● **EXERCISE DESCRIPTION**: Each line of the data is to be output verbatim, with the images removed.
*** DATA EXTRACTS Section Begins ***
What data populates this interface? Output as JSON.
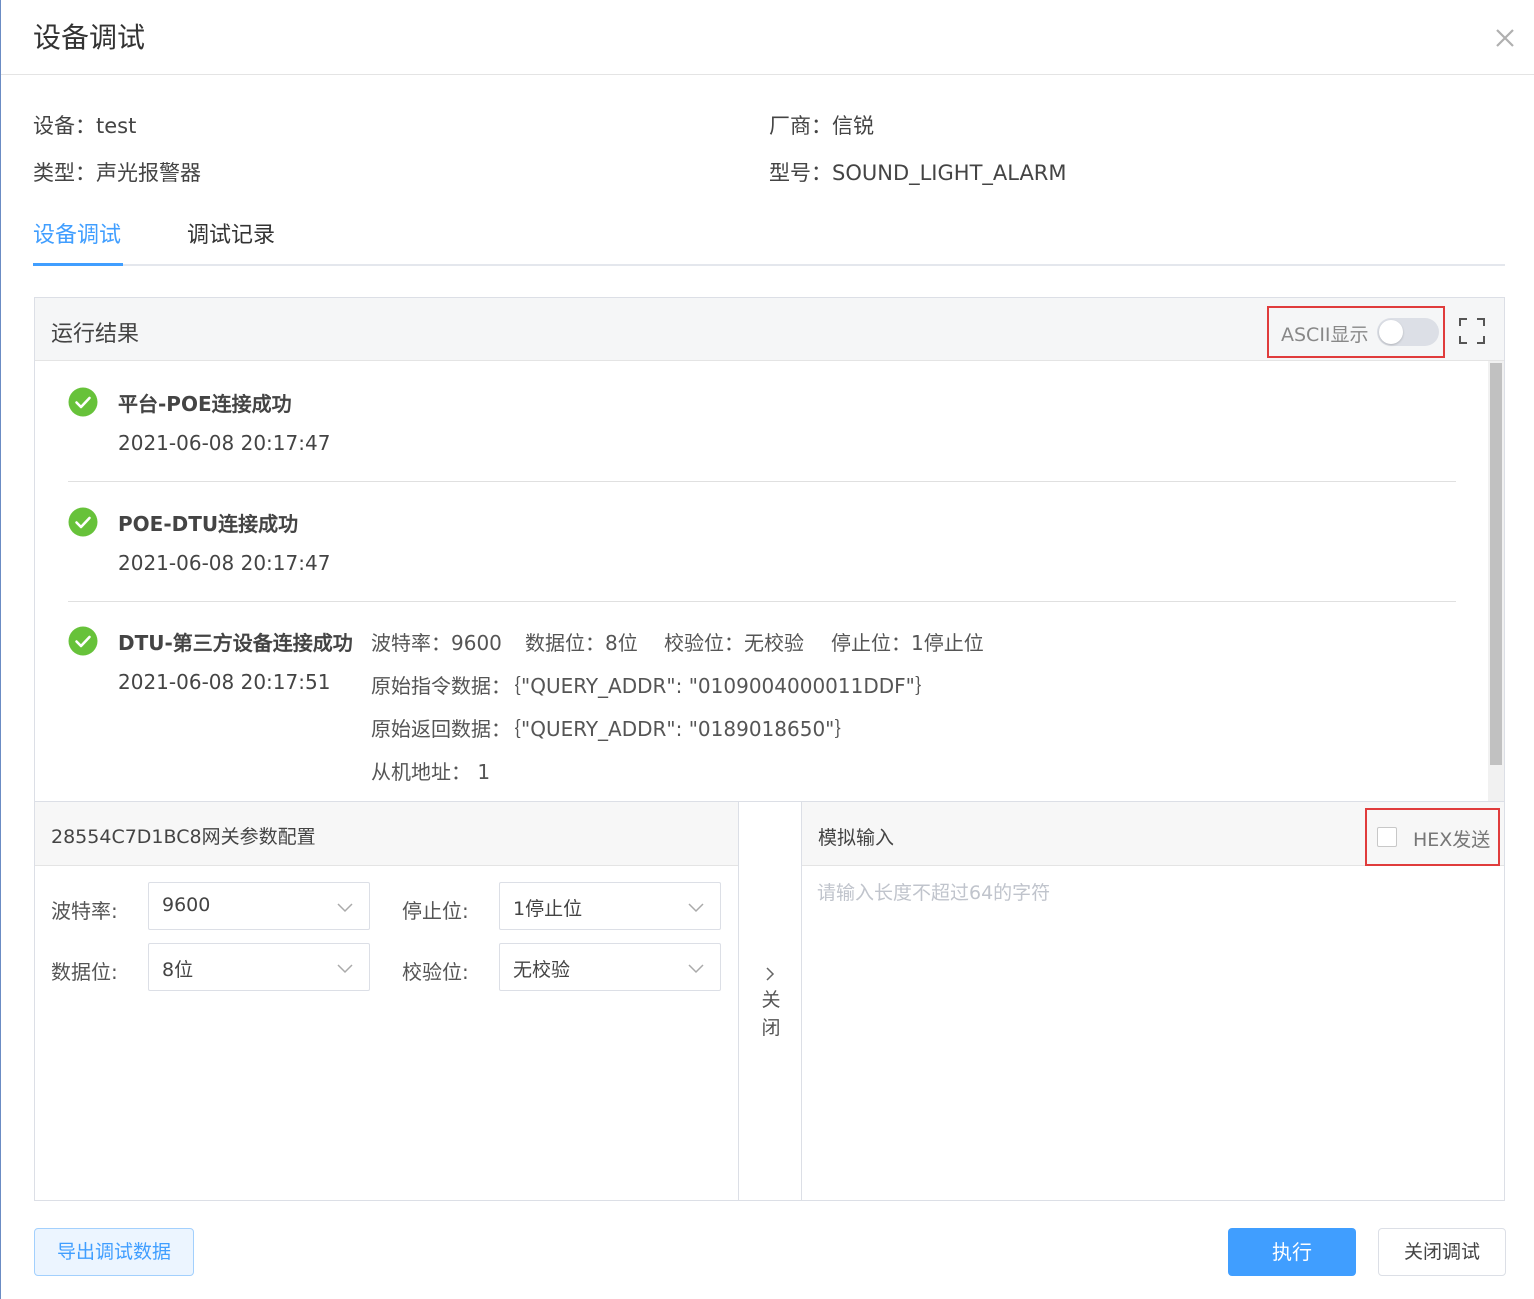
{
  "dialog": {
    "title": "设备调试"
  },
  "info": {
    "device_label": "设备：",
    "device_value": "test",
    "vendor_label": "厂商：",
    "vendor_value": "信锐",
    "type_label": "类型：",
    "type_value": "声光报警器",
    "model_label": "型号：",
    "model_value": "SOUND_LIGHT_ALARM"
  },
  "tabs": [
    {
      "label": "设备调试",
      "active": true
    },
    {
      "label": "调试记录",
      "active": false
    }
  ],
  "result": {
    "title": "运行结果",
    "ascii_label": "ASCII显示",
    "ascii_enabled": false,
    "logs": [
      {
        "title": "平台-POE连接成功",
        "time": "2021-06-08 20:17:47",
        "status": "success"
      },
      {
        "title": "POE-DTU连接成功",
        "time": "2021-06-08 20:17:47",
        "status": "success"
      },
      {
        "title": "DTU-第三方设备连接成功",
        "time": "2021-06-08 20:17:51",
        "status": "success",
        "baud": "波特率：9600",
        "databits": "数据位：8位",
        "parity": "校验位：无校验",
        "stopbits": "停止位：1停止位",
        "raw_cmd": "原始指令数据：｛\"QUERY_ADDR\": \"0109004000011DDF\"｝",
        "raw_resp": "原始返回数据：｛\"QUERY_ADDR\": \"0189018650\"｝",
        "slave_addr": "从机地址：  1"
      }
    ]
  },
  "config": {
    "title": "28554C7D1BC8网关参数配置",
    "baud_label": "波特率:",
    "baud_value": "9600",
    "stop_label": "停止位:",
    "stop_value": "1停止位",
    "databits_label": "数据位:",
    "databits_value": "8位",
    "parity_label": "校验位:",
    "parity_value": "无校验"
  },
  "collapse": {
    "label": "关闭"
  },
  "sim": {
    "title": "模拟输入",
    "hex_label": "HEX发送",
    "hex_checked": false,
    "placeholder": "请输入长度不超过64的字符"
  },
  "footer": {
    "export_label": "导出调试数据",
    "run_label": "执行",
    "close_label": "关闭调试"
  },
  "colors": {
    "primary": "#409eff",
    "success": "#67c23a",
    "highlight": "#e03c3c"
  }
}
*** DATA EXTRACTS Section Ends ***
● **RESPONSE**:
What data populates this interface? Output as JSON.
{
  "dialog": {
    "title": "设备调试"
  },
  "info": {
    "device_label": "设备：",
    "device_value": "test",
    "vendor_label": "厂商：",
    "vendor_value": "信锐",
    "type_label": "类型：",
    "type_value": "声光报警器",
    "model_label": "型号：",
    "model_value": "SOUND_LIGHT_ALARM"
  },
  "tabs": [
    {
      "label": "设备调试",
      "active": true
    },
    {
      "label": "调试记录",
      "active": false
    }
  ],
  "result": {
    "title": "运行结果",
    "ascii_label": "ASCII显示",
    "ascii_enabled": false,
    "logs": [
      {
        "title": "平台-POE连接成功",
        "time": "2021-06-08 20:17:47",
        "status": "success"
      },
      {
        "title": "POE-DTU连接成功",
        "time": "2021-06-08 20:17:47",
        "status": "success"
      },
      {
        "title": "DTU-第三方设备连接成功",
        "time": "2021-06-08 20:17:51",
        "status": "success",
        "baud": "波特率：9600",
        "databits": "数据位：8位",
        "parity": "校验位：无校验",
        "stopbits": "停止位：1停止位",
        "raw_cmd": "原始指令数据：｛\"QUERY_ADDR\": \"0109004000011DDF\"｝",
        "raw_resp": "原始返回数据：｛\"QUERY_ADDR\": \"0189018650\"｝",
        "slave_addr": "从机地址：  1"
      }
    ]
  },
  "config": {
    "title": "28554C7D1BC8网关参数配置",
    "baud_label": "波特率:",
    "baud_value": "9600",
    "stop_label": "停止位:",
    "stop_value": "1停止位",
    "databits_label": "数据位:",
    "databits_value": "8位",
    "parity_label": "校验位:",
    "parity_value": "无校验"
  },
  "collapse": {
    "label": "关闭"
  },
  "sim": {
    "title": "模拟输入",
    "hex_label": "HEX发送",
    "hex_checked": false,
    "placeholder": "请输入长度不超过64的字符"
  },
  "footer": {
    "export_label": "导出调试数据",
    "run_label": "执行",
    "close_label": "关闭调试"
  },
  "colors": {
    "primary": "#409eff",
    "success": "#67c23a",
    "highlight": "#e03c3c"
  }
}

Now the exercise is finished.